I could tell by the look on their faces that they weren’t being straight with us. Something was wrong, and they weren’t telling us.
“It’s the hotel owner isn’t it?” I prodded.
Onur finally nodded.
That was enough for me, it was time to go. I was already uncomfortable enough with the fact that three 18 year-olds were about to pay for our hotel room. We had just gone out to dinner with them, and during our conversation Morgan and I had half-joked about how much it sucked we had to cycle out of town to find a campsite in the dark. The high school students insisted we stay in their hotel.
Thank you, we said– but no, we can manage. “Don’t worry” they pleaded. “Between the three of us, it’s nothing. Especially compared to Istanbul.” They obviously came from privileged backgrounds; the bill would be footed by their parents.
When two of the girls ran ahead to pay the hotel owner, we admittedly put up little effort to stop them.
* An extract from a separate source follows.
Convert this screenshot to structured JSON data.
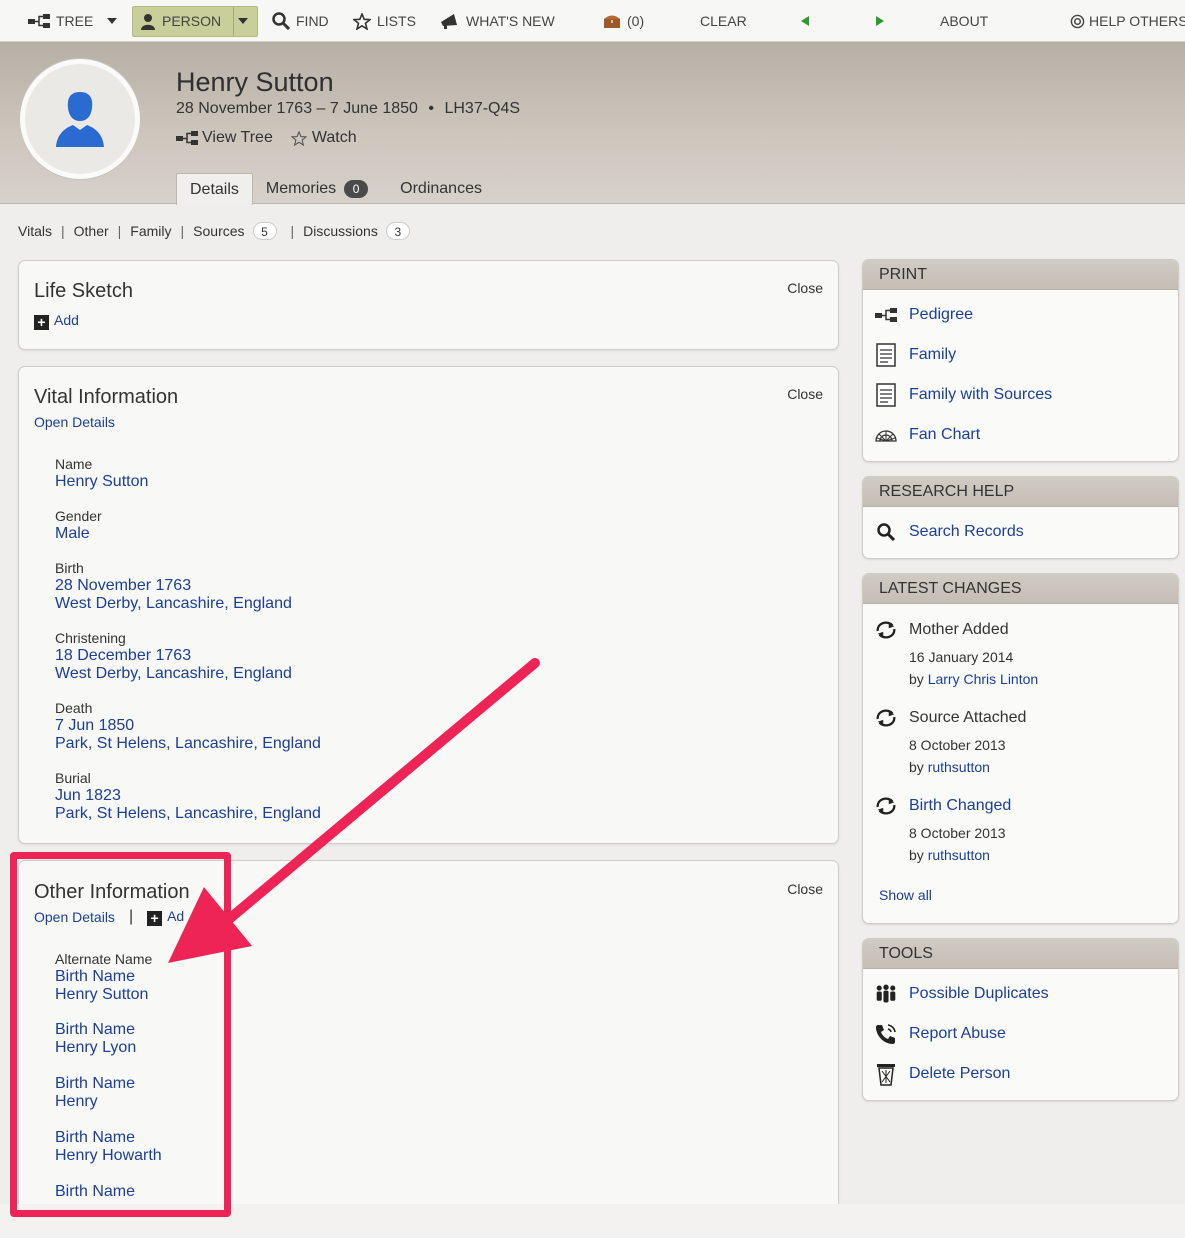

For my part, I was talking the talk, but I really didn’t feel like biking 5 km at eleven PM to find a campsite. I could tell Morgan felt the same.
But even so, letting them go was a bad decision; we knew we shouldn’t have let them run ahead. After all, what the girls didn’t know was that the hotel owner was already furious with us. One of the other students there had invited us to sneak into his room and stay for free the night before. Now he wanted the girls to pay for our free stay. Without meaning to, we were causing collateral damage for people who had to stay in the community far longer than we were.
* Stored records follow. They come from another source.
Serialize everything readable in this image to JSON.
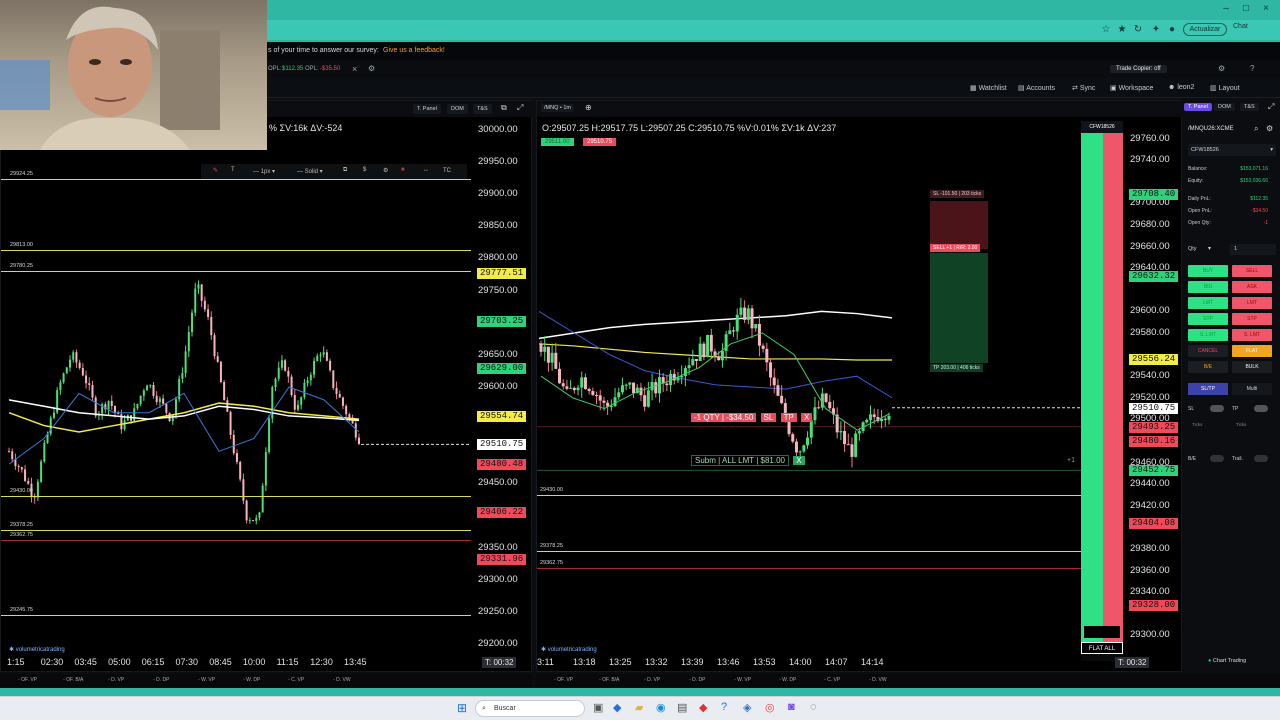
{
  "browser": {
    "update_label": "Actualizar",
    "chat_label": "Chat"
  },
  "survey": {
    "text": "s of your time to answer our survey:",
    "link": "Give us a feedback!"
  },
  "topnav": {
    "opl_label": "OPL:",
    "opl_value": "$112.35",
    "opl2_label": "OPL:",
    "opl2_value": "-$35.50",
    "trade_copier": "Trade Copier: off"
  },
  "secnav": {
    "watchlist": "Watchlist",
    "accounts": "Accounts",
    "sync": "Sync",
    "workspace": "Workspace",
    "user": "leon2",
    "layout": "Layout"
  },
  "left_chart": {
    "tabs": [
      "T. Panel",
      "DOM",
      "T&S"
    ],
    "header": "% ΣV:16k ΔV:-524",
    "draw_toolbar": {
      "stroke": "1px",
      "style": "Solid",
      "tc": "TC"
    },
    "axis": [
      "30000.00",
      "29950.00",
      "29900.00",
      "29850.00",
      "29800.00",
      "29750.00",
      "29650.00",
      "29600.00",
      "29450.00",
      "29350.00",
      "29300.00",
      "29250.00",
      "29200.00"
    ],
    "price_tags": [
      {
        "v": "29777.51",
        "c": "#f2eb4a"
      },
      {
        "v": "29703.25",
        "c": "#2fd27a"
      },
      {
        "v": "29629.00",
        "c": "#2fd27a"
      },
      {
        "v": "29554.74",
        "c": "#f2eb4a"
      },
      {
        "v": "29510.75",
        "c": "#ffffff"
      },
      {
        "v": "29480.48",
        "c": "#f04a5a"
      },
      {
        "v": "29406.22",
        "c": "#f04a5a"
      },
      {
        "v": "29331.96",
        "c": "#f04a5a"
      }
    ],
    "levels": [
      "29924.25",
      "29813.00",
      "29780.25",
      "29430.00",
      "29378.25",
      "29362.75",
      "29245.75"
    ],
    "times": [
      "1:15",
      "02:30",
      "03:45",
      "05:00",
      "06:15",
      "07:30",
      "08:45",
      "10:00",
      "11:15",
      "12:30",
      "13:45"
    ],
    "timer": "T: 00:32",
    "brand": "volumetricatrading",
    "bottom": [
      "OF. VP",
      "OF. B/A",
      "D. VP",
      "D. DP",
      "W. VP",
      "W. DP",
      "C. VP",
      "D. VW"
    ]
  },
  "right_chart": {
    "symbol": "/MNQ",
    "timeframe": "1m",
    "ohlc": "O:29507.25  H:29517.75  L:29507.25  C:29510.75  %V:0.01%  ΣV:1k  ΔV:237",
    "bid": "29511.00",
    "ask": "29510.75",
    "sl_label": "SL -101.50 | 203 ticks",
    "sell_label": "SELL +1 | R/R: 2.00",
    "tp_label": "TP 203.00 | 406 ticks",
    "position": {
      "qty": "-1 QTY | -$34.50",
      "sl": "SL",
      "tp": "TP",
      "x": "X"
    },
    "pending": {
      "label": "Subm | ALL LMT | $81.00",
      "x": "X",
      "count": "+1"
    },
    "levels": [
      "29430.00",
      "29378.25",
      "29362.75"
    ],
    "axis": [
      "29760.00",
      "29740.00",
      "29700.00",
      "29680.00",
      "29660.00",
      "29640.00",
      "29600.00",
      "29580.00",
      "29540.00",
      "29520.00",
      "29500.00",
      "29460.00",
      "29440.00",
      "29420.00",
      "29380.00",
      "29360.00",
      "29340.00",
      "29300.00"
    ],
    "price_tags": [
      {
        "v": "29708.40",
        "c": "#2fd27a"
      },
      {
        "v": "29632.32",
        "c": "#2fd27a"
      },
      {
        "v": "29556.24",
        "c": "#f2eb4a"
      },
      {
        "v": "29510.75",
        "c": "#ffffff"
      },
      {
        "v": "29493.25",
        "c": "#f04a5a"
      },
      {
        "v": "29480.16",
        "c": "#f04a5a"
      },
      {
        "v": "29452.75",
        "c": "#2fd27a"
      },
      {
        "v": "29404.08",
        "c": "#f04a5a"
      },
      {
        "v": "29328.00",
        "c": "#f04a5a"
      }
    ],
    "times": [
      "3:11",
      "13:18",
      "13:25",
      "13:32",
      "13:39",
      "13:46",
      "13:53",
      "14:00",
      "14:07",
      "14:14"
    ],
    "timer": "T: 00:32",
    "brand": "volumetricatrading",
    "account": "CFW18526",
    "flat_all": "FLAT ALL",
    "bottom": [
      "OF. VP",
      "OF. B/A",
      "D. VP",
      "D. DP",
      "W. VP",
      "W. DP",
      "C. VP",
      "D. VW"
    ]
  },
  "panel": {
    "tabs": [
      "T. Panel",
      "DOM",
      "T&S"
    ],
    "symbol": "/MNQU26:XCME",
    "account": "CFW18526",
    "rows": [
      [
        "Balance:",
        "$153,071.16"
      ],
      [
        "Equity:",
        "$153,036.66"
      ],
      [
        "Daily PnL:",
        "$112.35"
      ],
      [
        "Open PnL:",
        "-$34.50"
      ],
      [
        "Open Qty:",
        "-1"
      ]
    ],
    "qty_label": "Qty",
    "qty_value": "1",
    "buttons": [
      [
        "BUY",
        "SELL"
      ],
      [
        "BID",
        "ASK"
      ],
      [
        "LMT",
        "LMT"
      ],
      [
        "STP",
        "STP"
      ],
      [
        "S. LMT",
        "S. LMT"
      ],
      [
        "CANCEL",
        "FLAT"
      ],
      [
        "B/E",
        "BULK"
      ]
    ],
    "sltp": "SL/TP",
    "multi": "Multi",
    "sl": "SL",
    "tp": "TP",
    "ticks": "Ticks",
    "be": "B/E",
    "trail": "Trail.",
    "chart_trading": "Chart Trading"
  },
  "taskbar": {
    "search": "Buscar"
  }
}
It’s an example of a recurring conflict that the two of us found ourselves running into while collecting information for our first two feature stories. Namely, that relying too much on a limited number of individuals can create serious problems in our reporting.
I can start with this last story, in Gerze. There, we overstayed our welcome, and it was entirely our fault. For a number of reasons.
To begin with, our refusal to pony up for a pension caused us to leave early without all the facts of the story. For the five days we were in town, we never had a stable home base to operate from, and that became a stress point. We spent far too much energy just trying to figure out where we were laying our heads each night, and how we could do it for free.
We also relied completely on a single translator (one of the high school students) for all of our interviews. Because we needed to maintain our friendship with him, it meant we couldn’t be too pushy about where and when we needed him. We missed out on leads, and skimped out on follow-up interviews because of this.
And topping it all off, of course, was the ever-present ethical dilemma of accepting favors from the very people we’re writing about.
This problem has been the most serious, and sharpest in small communities where most of the people we interact with are sources for our story. In Gerze, for instance, we stayed in a guard house operated by the NGO we were reporting on (the guard house being part of their fight against a corporation trying to build a coal-fired power plant in the area). As a purely experiential piece of the story, our first night in the compound felt justified. But on the second night, I felt like we were simply taking advantage of free accommodations. These are the very types of activities that can cause trouble down the line should we decide to write critically of the people who helped us out.
To date, by far our biggest screw up along these lines happened in the town of Calafat, while we were covering the Roma education story in August. There, we wrote a blog post about our Uruguyan couchsurfing host that left a literal wave of destruction in its wake. The article discussed our hosts’ volunteerism, and dedication to fighting injustices against the Roma population in her small town. Her actions inspired us, and we wanted to bring her struggle to light. But critically, we did not ask for our hosts’ permission to write the piece.
A simple blog entry turned into a hurricane that led us to receive shocking and scathing comments from people in town about being a libelous pair of “typical, dirty journalists.” We were accused of painting too glowing a picture of our host, and scolded for not mentioning others who had contributed to her work. Our subsequent attempts to explain that these criticisms were besides the point – that we were presenting our subjective portrait of a single volunteer’s struggle — were futile. What was most disconcerting was that some of the attackers then went after our host, personally blaming her for the story even though she didn’t know we were writing it.
As we would later discover, the situation and relationships in Calafat were unhealthy before we got there, but our actions certainly didn’t help. Besides, we inhibited ourselves in the process. Posting the blog entry dramatically undercut our ability to pursue our investigation of the Roma education story. Our host was now receiving threats from her friends, which included a teacher who we were banking on to take us to six different schools in the area so we could investigate Roma discrimination in the classroom. We felt compelled to leave Calafat before we stirred the pot any more.
Gerze and Calafat were good lessons — effective reminders of how Morgan and I have to navigate a tough road when reporting on small communities. We typically operate on a tight budget, are completely new to our environments, and face constant language barriers. There’s no denying we need people to help us out. But we are also increasingly realizing the need of being extremely careful about the politics of asking favors. This includes being more realistic about our spending – and being willing to concede the expenses for accommodations and hired translators when necessary. We’ve been reluctant to do it because it will place much more pressure on us to fundraise for the rest of the trip, but hey — pursuing stories is the reason why we’re out here after all. Besides, the ethics and quality of our reporting rely on it.